1. Risk Assessment: risk assessment tools, such as the Braden scale, help caretakers recognize a patient’s risk of developing pressure ulcers. Clearly documented risk assessment is vital in preventing and treating pressure ulcers. 
2. Skin Inspections: a patient’s skin should be examined regularly for signs of pressure damage. The first sign of tissue damage is often non-blanching erythema. Other signs of skin damage include heat, induration and swelling.
3. Skin care: keeping a patient’s skin clean, dry, and hydrated can help prevent damage. Skin should be dried carefully and any rubbing or friction should be avoided.
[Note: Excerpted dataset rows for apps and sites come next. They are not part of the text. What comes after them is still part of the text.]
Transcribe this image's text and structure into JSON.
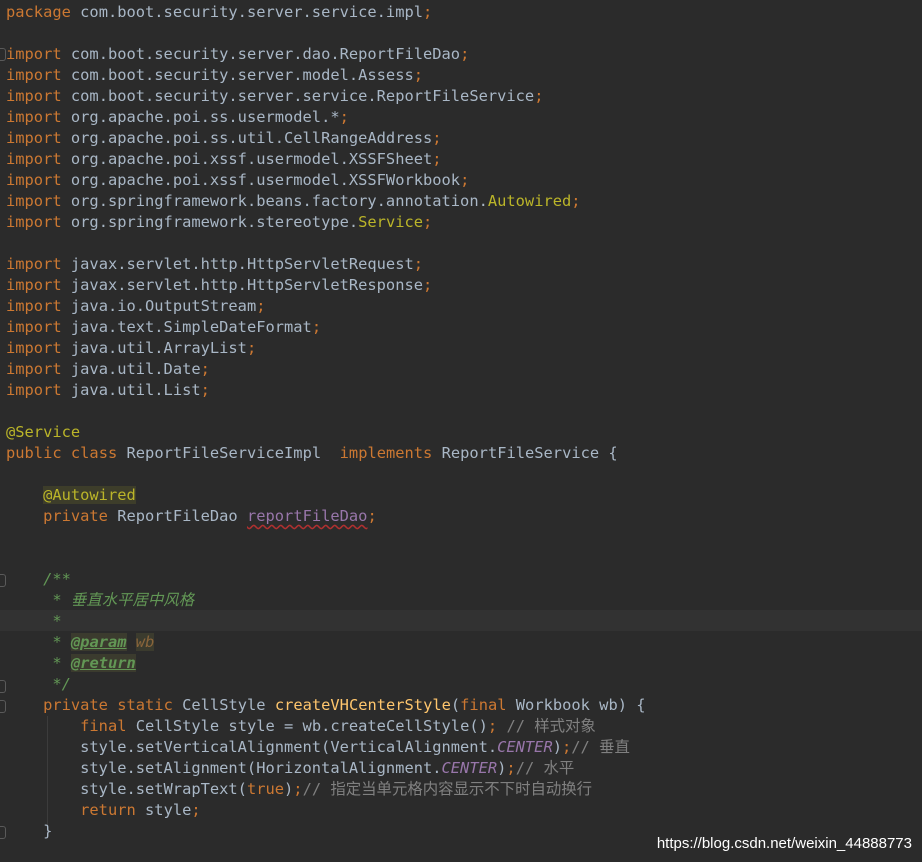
{
  "code": {
    "package_kw": "package",
    "package_name": "com.boot.security.server.service.impl",
    "semi": ";",
    "import_kw": "import",
    "imports_a": [
      {
        "path": "com.boot.security.server.dao.ReportFileDao",
        "tail": ""
      },
      {
        "path": "com.boot.security.server.model.Assess",
        "tail": ""
      },
      {
        "path": "com.boot.security.server.service.ReportFileService",
        "tail": ""
      },
      {
        "path": "org.apache.poi.ss.usermodel.*",
        "tail": ""
      },
      {
        "path": "org.apache.poi.ss.util.CellRangeAddress",
        "tail": ""
      },
      {
        "path": "org.apache.poi.xssf.usermodel.XSSFSheet",
        "tail": ""
      },
      {
        "path": "org.apache.poi.xssf.usermodel.XSSFWorkbook",
        "tail": ""
      },
      {
        "path": "org.springframework.beans.factory.annotation.",
        "tail": "Autowired"
      },
      {
        "path": "org.springframework.stereotype.",
        "tail": "Service"
      }
    ],
    "imports_b": [
      "javax.servlet.http.HttpServletRequest",
      "javax.servlet.http.HttpServletResponse",
      "java.io.OutputStream",
      "java.text.SimpleDateFormat",
      "java.util.ArrayList",
      "java.util.Date",
      "java.util.List"
    ],
    "service_annotation": "@Service",
    "public_kw": "public",
    "class_kw": "class",
    "class_name": "ReportFileServiceImpl",
    "implements_kw": "implements",
    "interface_name": "ReportFileService",
    "open_brace": "{",
    "autowired_annotation": "@Autowired",
    "private_kw": "private",
    "field_type": "ReportFileDao",
    "field_name": "reportFileDao",
    "javadoc_open": "/**",
    "javadoc_star": "*",
    "javadoc_desc": "垂直水平居中风格",
    "javadoc_param_tag": "@param",
    "javadoc_param_name": "wb",
    "javadoc_return_tag": "@return",
    "javadoc_close": "*/",
    "static_kw": "static",
    "return_type": "CellStyle",
    "method_name": "createVHCenterStyle",
    "final_kw": "final",
    "param_sig": "Workbook wb) {",
    "stmt1_code": "CellStyle style = wb.createCellStyle()",
    "stmt1_comment": "// 样式对象",
    "stmt2_code": "style.setVerticalAlignment(VerticalAlignment.",
    "stmt3_code": "style.setAlignment(HorizontalAlignment.",
    "center_const": "CENTER",
    "close_paren": ")",
    "stmt2_comment": "// 垂直",
    "stmt3_comment": "// 水平",
    "stmt4_code": "style.setWrapText(",
    "true_kw": "true",
    "stmt4_comment": "// 指定当单元格内容显示不下时自动换行",
    "return_kw": "return",
    "return_expr": "style",
    "close_brace": "}"
  },
  "watermark": "https://blog.csdn.net/weixin_44888773"
}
4. Moisture: excessive perspiration, oedema and incontinence can cause skin damage from excess moisture. Incontinence can be particularly harmful to a patient’s skin and appropriate measures should be taken to prevent any associated damage.
5. Incontinence: incontinence and pressure ulcers often co-exist. The use of incontinence pads with the appropriate application of a barrier cream can be helpful, while the use of indwelling urethral catheters should only be considered as a last resort due to the risk of infection.
6. Nutrition: good nutrition is essential for pressure ulcer prevention and healing. A Patient’s diet should be assessed regularly and any nutritional needs should be addressed. Keeping patients hydrated is also a vital part of preventing pressure ulcers.
7. Position: the position of a patient’s body should be considered when trying to prevent pressure ulcers.
8. Ergonomics: ergonomics refers to making sure a patient’s environment is suited to aiding in the performance of everyday tasks. It is important to consider ergonomics when choosing the size and placement of furniture such as beds, chairs and mattresses.
9. Repositioning: all patients should be encouraged to reposition themselves regularly. For patients who require assistance, repositioning should be done with consideration for the patient’s comfort, dignity and functional ability.
10. Pressure-redistributing equipment: pressure ulcer equipment has two main functions — to redistribute pressure and to provide comfort. Mattresses and seating must provide pressure-reducing cushioning for patients at high risk for developing pressure ulcers.
Wilson, Marie. “How to… Ten top tips: preventing pressure ulcers.” Wounds International. Web. 01 September 2011.